In commission hearings, defense lawyers and prosecutors are permitted to question the qualifications of panelists under a voir dire process similar to the ones used in military courts-martial and civilian courts. Because the commission members serve as jurors, prosecutors and defense lawyers can probe whether the panelists have potential conflicts or biases that could influence their decision making during the trial and deliberations.
After his occasionally testy questioning of Brownback, Swift asked the presiding officer to disqualify himself. Swift said Brownback let his law license lapse, would exert improper influence over other commission members because he was a military lawyer and judge for 27 years, had multiple contacts with the military officer supervising the commissions, and had formed an opinion on whether suspected terrorists and Taliban fighters should have the right to speedy trials.
"We challenge the presiding officer," Swift said, adding that he discovered a tape of a conversation in which Brownback reportedly stated his opinion about detainees' rights to a speedy trial.
The disclosure of the tape appeared to take Brownback by surprise.

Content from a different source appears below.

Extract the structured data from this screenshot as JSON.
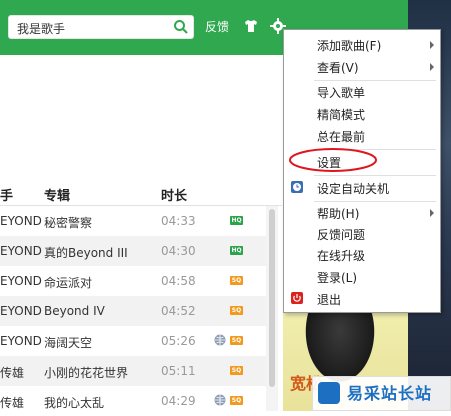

Still, he said he would forward Swift's challenge and the tape to John D. Altenburg Jr., a retired Army major general who serves as the supervisor of the commissions and will decide whether to dismiss Brownback.
Brownback declined to halt the proceedings while a decision is pending. "I will not hold the proceedings in abeyance," he said.
Swift and the military prosecutor, Navy Cmdr. Scott M. Lang, later began to question the remaining members of the commission: four panelists and one alternate, all military officers. Swift ultimately asked five of the six commissioners, including Brownback, to step down.
Swift questioned Air Force Lt. Col. Timothy Toomey, an intelligence officer who was involved in operations in Afghanistan and Iraq, and Marine Col. R. Thomas Bright, who supervised an operation that sent suspected terrorists and Taliban fighters to Guantanamo Bay. Each said he could be fair-minded during the proceedings.
Swift also questioned Marine Col. Jack K. Sparks Jr., who said he had lost one of his reservists in the attack on the World Trade Center. The Marine reservist was a firefighter, and the commission member attended his funeral and visited Ground Zero a few weeks after the attack.
"Were you angry?" Swift asked.
"I would imagine that everyone who saw it was angry," Sparks responded.
Swift concluded the questioning by turning to Army Lt. Col. Curt S. Cooper. At one point, he asked Cooper if he knew what the Geneva Conventions were.
"Not specifically, no, sir," Cooper responded, prompting Swift to call him unqualified to serve and to ask for his removal as well.